From the entries below, copy every line holding the word "folder".

BEGIN

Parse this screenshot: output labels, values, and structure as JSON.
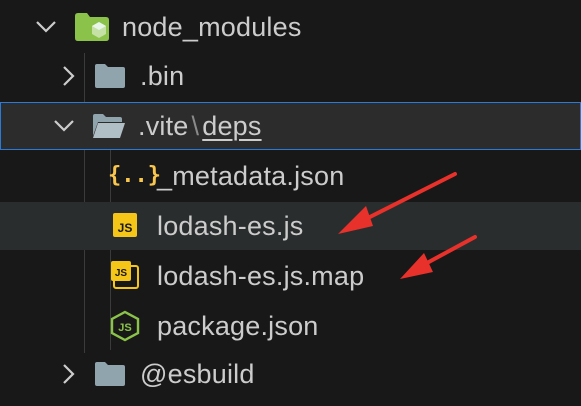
{
  "explorer": {
    "node_modules": {
      "label": "node_modules",
      "icon": "node-modules-folder-icon",
      "state": "expanded"
    },
    "bin": {
      "label": ".bin",
      "icon": "folder-icon",
      "state": "collapsed"
    },
    "vite": {
      "label": ".vite",
      "separator": "\\",
      "child_label": "deps",
      "icon": "folder-open-icon",
      "state": "expanded"
    },
    "files": [
      {
        "label": "_metadata.json",
        "icon": "json-braces-icon"
      },
      {
        "label": "lodash-es.js",
        "icon": "js-file-icon"
      },
      {
        "label": "lodash-es.js.map",
        "icon": "js-map-file-icon"
      },
      {
        "label": "package.json",
        "icon": "node-js-icon"
      }
    ],
    "esbuild": {
      "label": "@esbuild",
      "icon": "folder-icon",
      "state": "collapsed"
    }
  },
  "colors": {
    "background": "#181818",
    "row_hover": "#2a2d2e",
    "focus_border": "#2b79d8",
    "annotation_arrow": "#e8312a"
  }
}
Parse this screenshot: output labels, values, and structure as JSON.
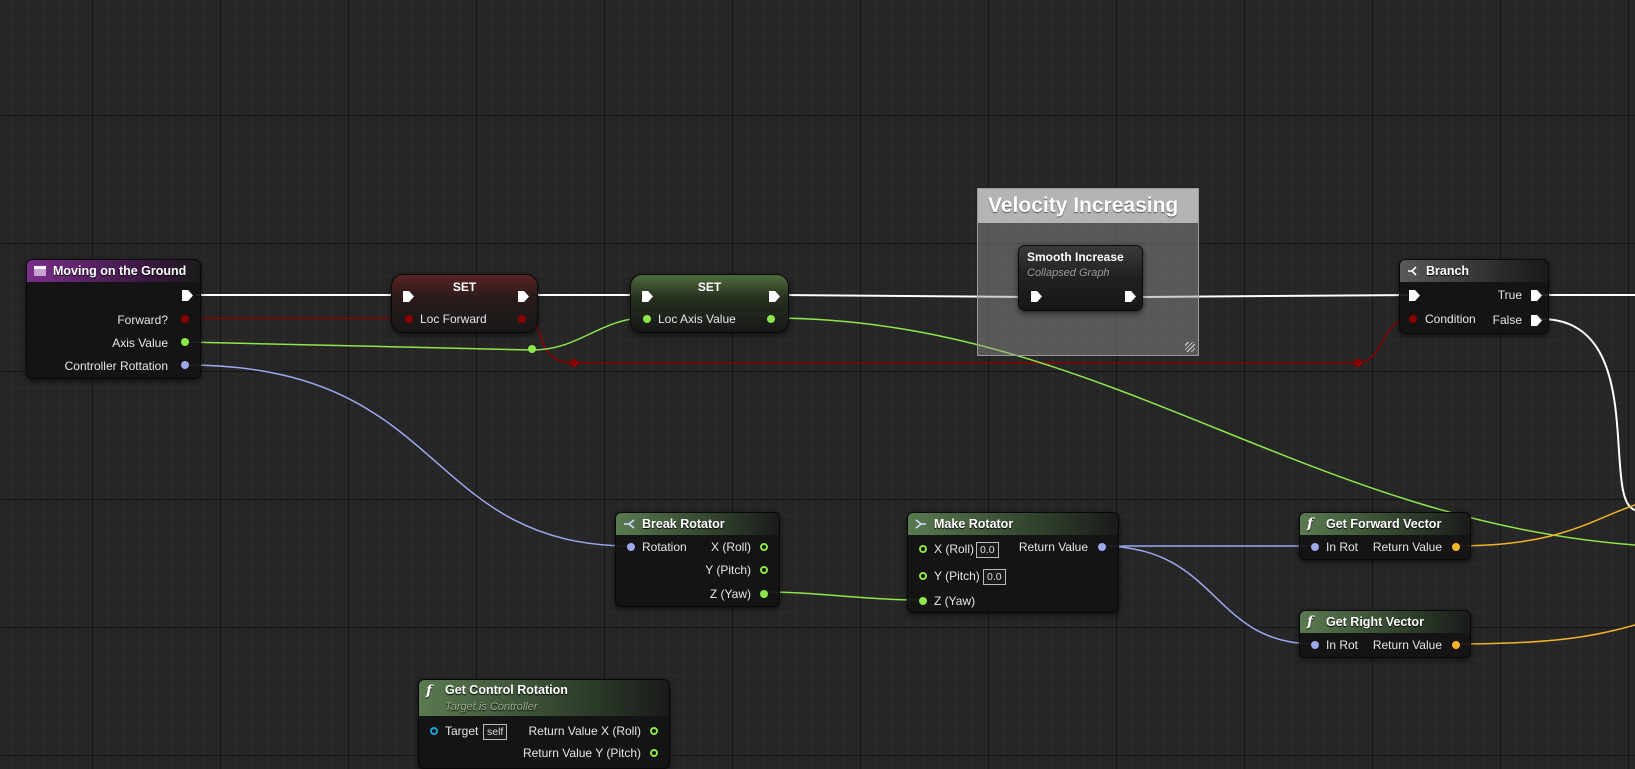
{
  "colors": {
    "exec": "#ffffff",
    "bool": "#8c0000",
    "float": "#8ee64b",
    "rotator": "#9ca7ee",
    "vector": "#f5b428",
    "object": "#1aa3e0"
  },
  "comment": {
    "title": "Velocity Increasing"
  },
  "nodes": {
    "moving": {
      "title": "Moving on the Ground",
      "pins": {
        "forward": "Forward?",
        "axis_value": "Axis Value",
        "controller_rotation": "Controller Rottation"
      }
    },
    "set_forward": {
      "title": "SET",
      "var": "Loc Forward"
    },
    "set_axis": {
      "title": "SET",
      "var": "Loc Axis Value"
    },
    "smooth": {
      "title": "Smooth Increase",
      "subtitle": "Collapsed Graph"
    },
    "branch": {
      "title": "Branch",
      "condition": "Condition",
      "true": "True",
      "false": "False"
    },
    "break_rot": {
      "title": "Break Rotator",
      "rotation": "Rotation",
      "x": "X (Roll)",
      "y": "Y (Pitch)",
      "z": "Z (Yaw)"
    },
    "make_rot": {
      "title": "Make Rotator",
      "x": "X (Roll)",
      "y": "Y (Pitch)",
      "z": "Z (Yaw)",
      "x_val": "0.0",
      "y_val": "0.0",
      "ret": "Return Value"
    },
    "fwd_vec": {
      "title": "Get Forward Vector",
      "in": "In Rot",
      "ret": "Return Value"
    },
    "right_vec": {
      "title": "Get Right Vector",
      "in": "In Rot",
      "ret": "Return Value"
    },
    "ctrl_rot": {
      "title": "Get Control Rotation",
      "subtitle": "Target is Controller",
      "target": "Target",
      "target_val": "self",
      "ret_x": "Return Value X (Roll)",
      "ret_y": "Return Value Y (Pitch)"
    }
  }
}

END

Exercise result:
      "icon": "node-modules-folder-icon",
      "icon": "folder-icon",
      "icon": "folder-open-icon",
      "icon": "folder-icon",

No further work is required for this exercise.